BEGIN Exercise inputs

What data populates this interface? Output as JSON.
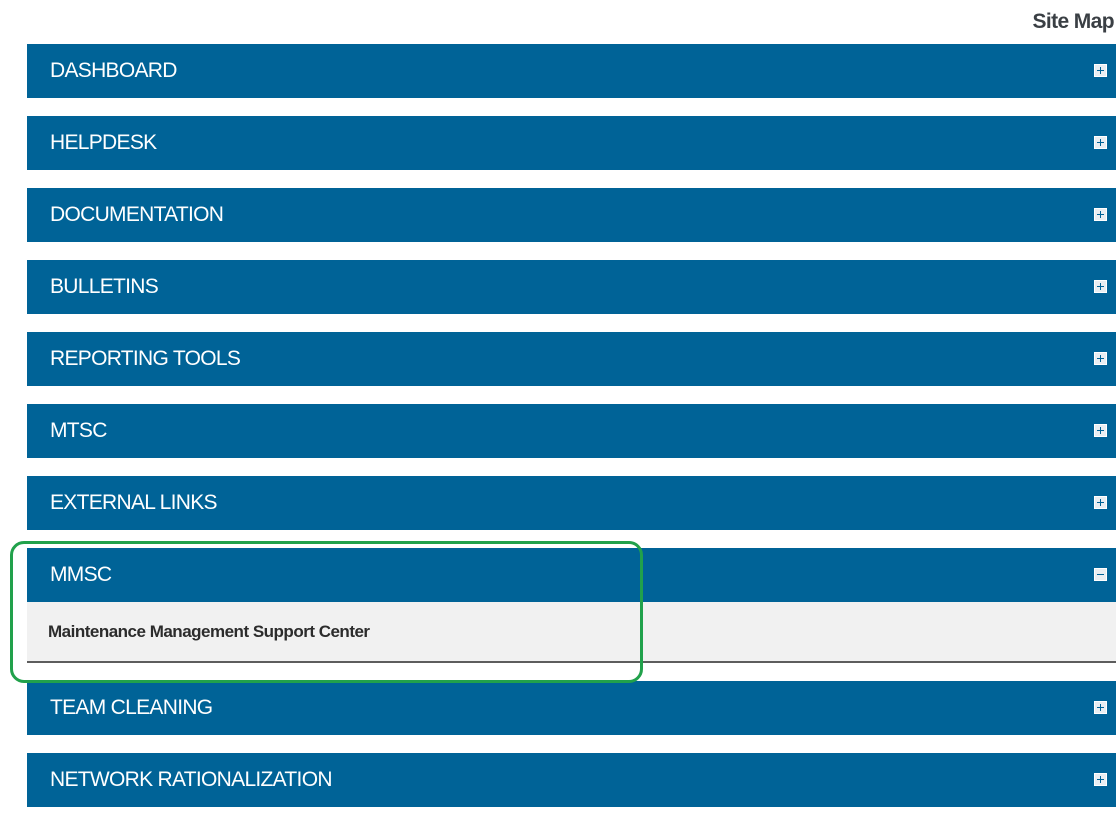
{
  "page": {
    "title": "Site Map"
  },
  "sections": [
    {
      "label": "DASHBOARD",
      "expanded": false
    },
    {
      "label": "HELPDESK",
      "expanded": false
    },
    {
      "label": "DOCUMENTATION",
      "expanded": false
    },
    {
      "label": "BULLETINS",
      "expanded": false
    },
    {
      "label": "REPORTING TOOLS",
      "expanded": false
    },
    {
      "label": "MTSC",
      "expanded": false
    },
    {
      "label": "EXTERNAL LINKS",
      "expanded": false
    },
    {
      "label": "MMSC",
      "expanded": true,
      "items": [
        {
          "label": "Maintenance Management Support Center"
        }
      ]
    },
    {
      "label": "TEAM CLEANING",
      "expanded": false
    },
    {
      "label": "NETWORK RATIONALIZATION",
      "expanded": false
    }
  ],
  "colors": {
    "header_bg": "#006397",
    "highlight": "#21a14b",
    "sub_bg": "#f1f1f1"
  },
  "icons": {
    "collapsed": "expand-plus-icon",
    "expanded": "collapse-minus-icon"
  }
}
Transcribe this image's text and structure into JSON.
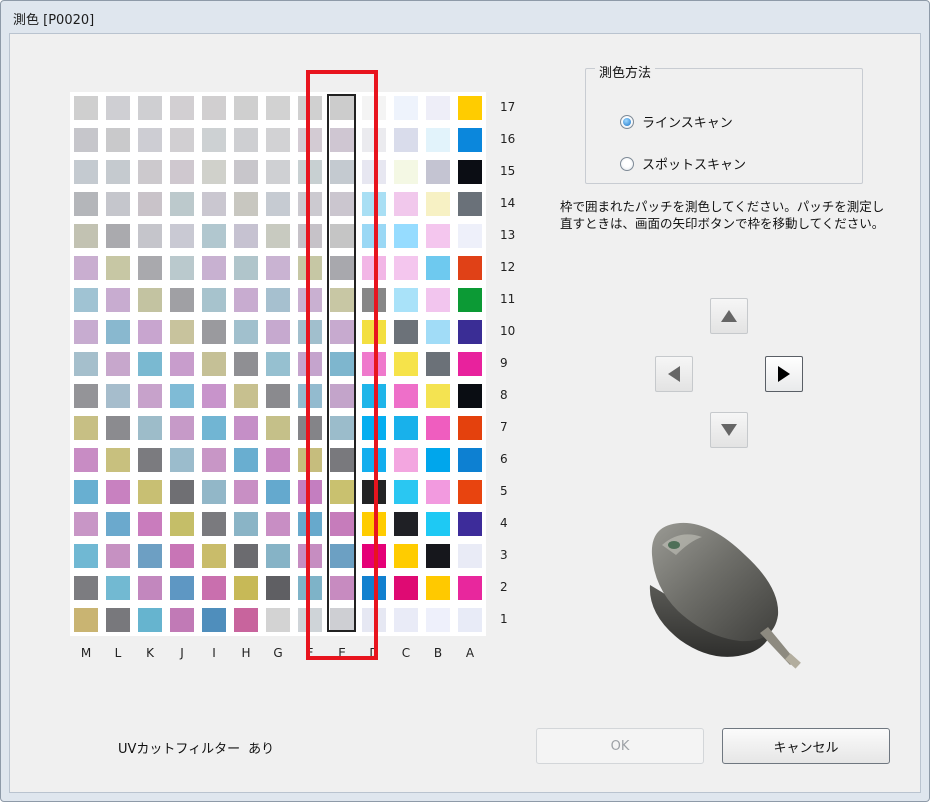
{
  "window": {
    "title": "測色 [P0020]"
  },
  "chart": {
    "row_labels": [
      "17",
      "16",
      "15",
      "14",
      "13",
      "12",
      "11",
      "10",
      "9",
      "8",
      "7",
      "6",
      "5",
      "4",
      "3",
      "2",
      "1"
    ],
    "col_labels": [
      "M",
      "L",
      "K",
      "J",
      "I",
      "H",
      "G",
      "F",
      "E",
      "D",
      "C",
      "B",
      "A"
    ],
    "grid": [
      [
        "#cfcfcf",
        "#cfcfd3",
        "#cfcfd2",
        "#d2cfd2",
        "#d1cfd0",
        "#cfcfcf",
        "#d2d2d2",
        "#d0d0d0",
        "#cccccc",
        "#f4f4f4",
        "#eef3fc",
        "#eeeef8",
        "#ffcc00"
      ],
      [
        "#c6c6cb",
        "#c9c9cb",
        "#cdcdd3",
        "#d1cfd2",
        "#cdd1d3",
        "#cecfd2",
        "#d2d2d4",
        "#d3cbd3",
        "#cfc6d2",
        "#ebebef",
        "#d9dceb",
        "#e2f3fb",
        "#0b87dc"
      ],
      [
        "#c4cad0",
        "#c5cacf",
        "#ccc9cd",
        "#cfc8cf",
        "#d0d1cb",
        "#c8c6cb",
        "#cfd0d3",
        "#c8d0d2",
        "#c4cad0",
        "#e7e7f1",
        "#f4f8e4",
        "#c4c4d2",
        "#0b0d14"
      ],
      [
        "#b4b6ba",
        "#c5c6cc",
        "#c9c3c9",
        "#bcc9cc",
        "#cac7d0",
        "#c8c7c0",
        "#c6cbd2",
        "#cccad0",
        "#cbc6cf",
        "#a9dff4",
        "#f1c8ec",
        "#f7f1c4",
        "#6a7179"
      ],
      [
        "#c2c2b2",
        "#aaaaae",
        "#c5c5cb",
        "#c9c9d3",
        "#b1c7cf",
        "#c6c2d1",
        "#c8cac0",
        "#c6c2c8",
        "#c5c5c5",
        "#9ad8f5",
        "#96dcff",
        "#f4c6ee",
        "#eef0fa"
      ],
      [
        "#c9aed0",
        "#c7c7a4",
        "#a9a9ad",
        "#bac9cd",
        "#c8b1d1",
        "#b0c5cb",
        "#c9b3d2",
        "#c6c7a4",
        "#a8a8ad",
        "#f2b6e6",
        "#f4c6ee",
        "#6ec9ef",
        "#e04117"
      ],
      [
        "#a0c3d3",
        "#c8acd0",
        "#c3c3a1",
        "#a0a0a4",
        "#a7c3cd",
        "#c8acd0",
        "#a6c0cf",
        "#c9b0d1",
        "#c8c7a4",
        "#878787",
        "#a9e2f9",
        "#f2c5ee",
        "#0c9a35"
      ],
      [
        "#c7acd0",
        "#89b8cf",
        "#c8a5cf",
        "#c8c39d",
        "#9a9a9e",
        "#a1c0cd",
        "#c6a9cf",
        "#a1bfcd",
        "#c7aacf",
        "#f3df41",
        "#6c7279",
        "#a1dcf7",
        "#3a2d95"
      ],
      [
        "#a5bfcc",
        "#c7a7cc",
        "#7ab9d1",
        "#c89dcc",
        "#c5c096",
        "#8f8f93",
        "#96c0d0",
        "#c5a4cd",
        "#7eb6ce",
        "#ef79cc",
        "#f6e34a",
        "#6b7178",
        "#e8229d"
      ],
      [
        "#949498",
        "#a6bdcc",
        "#c7a2cb",
        "#7fbbd6",
        "#c894cb",
        "#c7c08f",
        "#8a8a8e",
        "#93bbcf",
        "#c3a4ca",
        "#1fb5e9",
        "#ee6fc9",
        "#f4e351",
        "#0a0d13"
      ],
      [
        "#c7bf84",
        "#8b8b8f",
        "#9dbcc9",
        "#c69ac8",
        "#71b5d3",
        "#c58fc7",
        "#c5c089",
        "#848488",
        "#9bbccb",
        "#05aef0",
        "#18b1eb",
        "#ef5dbf",
        "#e4410d"
      ],
      [
        "#c88cc4",
        "#c8c07e",
        "#7b7b7f",
        "#9bbccc",
        "#c896c6",
        "#69aed0",
        "#c688c4",
        "#c6bd7d",
        "#79797d",
        "#13aeee",
        "#f3a6e0",
        "#00a6ec",
        "#0d80d2"
      ],
      [
        "#68afd1",
        "#c881c0",
        "#c8bf73",
        "#6f6f73",
        "#92b7c8",
        "#c88fc4",
        "#64a9ce",
        "#c47ec0",
        "#c9c16f",
        "#232324",
        "#2ac7f2",
        "#f29adf",
        "#e8440f"
      ],
      [
        "#c896c6",
        "#6ba9cd",
        "#c97cbd",
        "#c5be68",
        "#7a7a7e",
        "#8ab4c6",
        "#c88ec4",
        "#67a9cc",
        "#c67cbb",
        "#ffcc00",
        "#1f2025",
        "#1ec9f4",
        "#3d2c9a"
      ],
      [
        "#70b8d3",
        "#c691c2",
        "#6d9fc3",
        "#c875b6",
        "#c9bc6a",
        "#6b6b6f",
        "#86b3c6",
        "#c68dc1",
        "#6ca0c3",
        "#e50077",
        "#ffcc00",
        "#16171c",
        "#e9ebf6"
      ],
      [
        "#7c7c80",
        "#72b9d2",
        "#c287be",
        "#5e97c3",
        "#c96fae",
        "#c7b957",
        "#5f5f63",
        "#7eb3c8",
        "#c78bc0",
        "#1180cf",
        "#df0a73",
        "#ffc900",
        "#e8279d"
      ],
      [
        "#c9b472",
        "#78787c",
        "#66b4cf",
        "#c17ab6",
        "#4f8ebc",
        "#c8649d",
        "#d3d3d3",
        "#cfd4d8",
        "#cecfd3",
        "#e6e8f3",
        "#e9ebf7",
        "#eef0fb",
        "#e8ebf7"
      ]
    ]
  },
  "method": {
    "legend": "測色方法",
    "options": [
      {
        "label": "ラインスキャン",
        "selected": true
      },
      {
        "label": "スポットスキャン",
        "selected": false
      }
    ]
  },
  "instructions": "枠で囲まれたパッチを測色してください。パッチを測定し直すときは、画面の矢印ボタンで枠を移動してください。",
  "footer": {
    "uv_label": "UVカットフィルター",
    "uv_value": "あり"
  },
  "buttons": {
    "ok": "OK",
    "cancel": "キャンセル"
  },
  "icons": [
    "arrow-up-icon",
    "arrow-left-icon",
    "arrow-right-icon",
    "arrow-down-icon",
    "spectrophotometer-device-icon"
  ]
}
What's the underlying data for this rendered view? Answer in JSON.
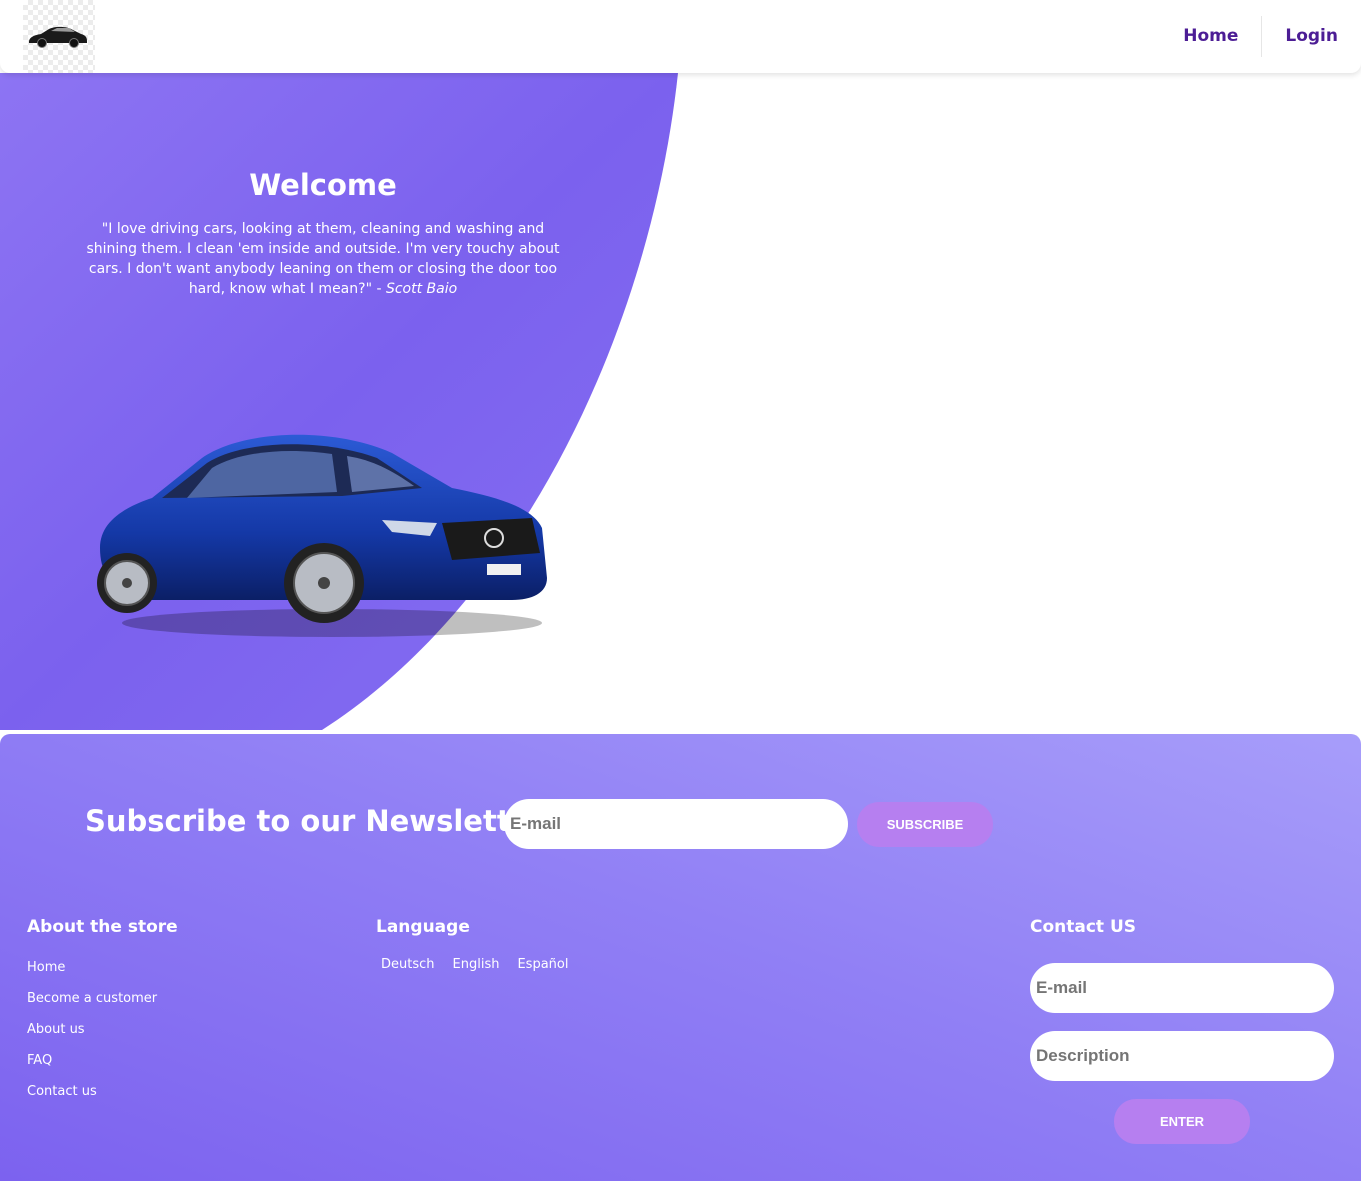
{
  "navbar": {
    "logo_icon": "car-logo-icon",
    "links": [
      "Home",
      "Login"
    ]
  },
  "hero": {
    "title": "Welcome",
    "quote": "\"I love driving cars, looking at them, cleaning and washing and shining them. I clean 'em inside and outside. I'm very touchy about cars. I don't want anybody leaning on them or closing the door too hard, know what I mean?\" - ",
    "quote_author": "Scott Baio",
    "image": "blue-coupe-car-image"
  },
  "newsletter": {
    "title": "Subscribe to our Newsletter",
    "email_placeholder": "E-mail",
    "button": "SUBSCRIBE"
  },
  "footer": {
    "about": {
      "title": "About the store",
      "links": [
        "Home",
        "Become a customer",
        "About us",
        "FAQ",
        "Contact us"
      ]
    },
    "language": {
      "title": "Language",
      "options": [
        "Deutsch",
        "English",
        "Español"
      ]
    },
    "contact": {
      "title": "Contact US",
      "email_placeholder": "E-mail",
      "description_placeholder": "Description",
      "button": "ENTER"
    }
  },
  "colors": {
    "brand_purple": "#7b61ee",
    "nav_text": "#4c1d95",
    "button": "#b67ff0"
  }
}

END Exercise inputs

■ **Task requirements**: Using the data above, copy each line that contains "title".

■ **Task result**:
    "title": "Site Map"
    "title": "測色 [P0020]"
    "title": "Welcome",
    "title": "Subscribe to our Newsletter",
      "title": "About the store",
      "title": "Language",
      "title": "Contact US",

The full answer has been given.